%%
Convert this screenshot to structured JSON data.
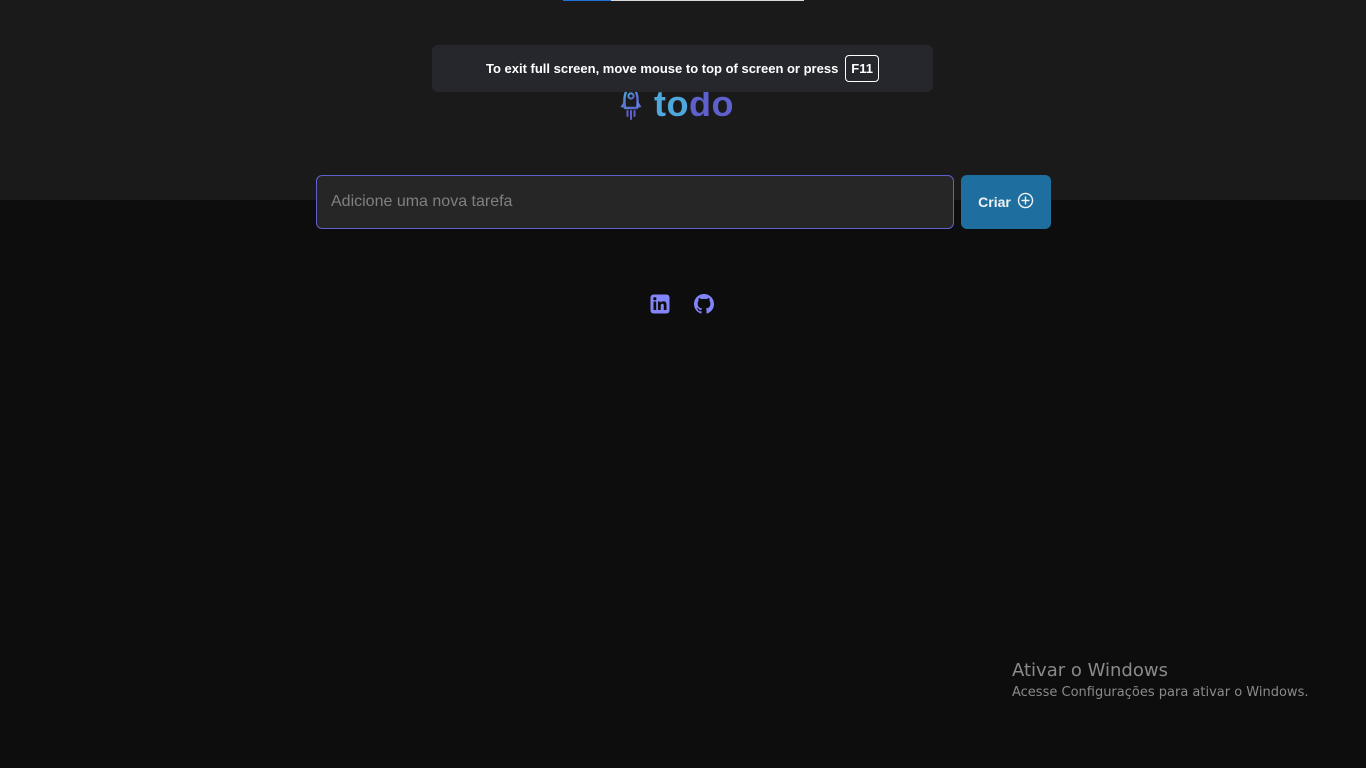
{
  "browser": {
    "fullscreen_notice": "To exit full screen, move mouse to top of screen or press",
    "fullscreen_key": "F11",
    "load_progress": 0.2
  },
  "header": {
    "logo_part1": "to",
    "logo_part2": "do",
    "logo_icon": "rocket-icon",
    "colors": {
      "logo_blue": "#4ea8de",
      "logo_purple": "#5e60ce",
      "header_bg": "#1a1a1a"
    }
  },
  "task_form": {
    "input_value": "",
    "input_placeholder": "Adicione uma nova tarefa",
    "create_label": "Criar",
    "create_icon": "plus-circle-icon",
    "colors": {
      "button_bg": "#1e6f9f",
      "input_border": "#5e60ce"
    }
  },
  "footer": {
    "social_links": [
      {
        "icon": "linkedin-icon"
      },
      {
        "icon": "github-icon"
      }
    ],
    "icon_color": "#8284fa"
  },
  "os_watermark": {
    "title": "Ativar o Windows",
    "subtitle": "Acesse Configurações para ativar o Windows."
  }
}
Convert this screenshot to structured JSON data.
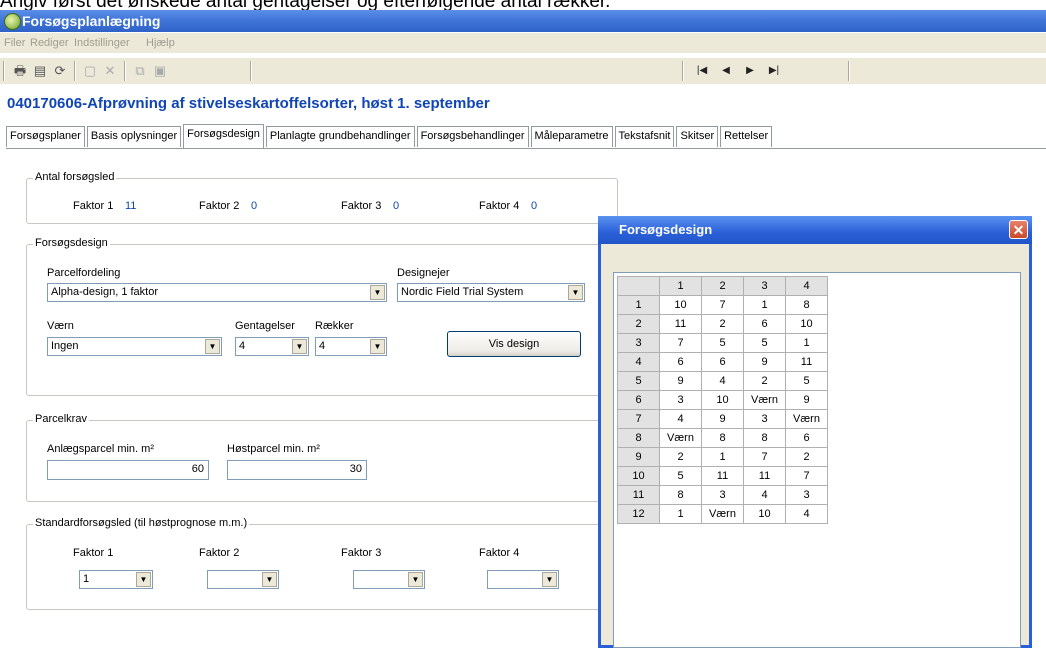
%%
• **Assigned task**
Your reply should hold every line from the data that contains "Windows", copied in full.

• **Your response**
    "title": "Ativar o Windows",
    "subtitle": "Acesse Configurações para ativar o Windows."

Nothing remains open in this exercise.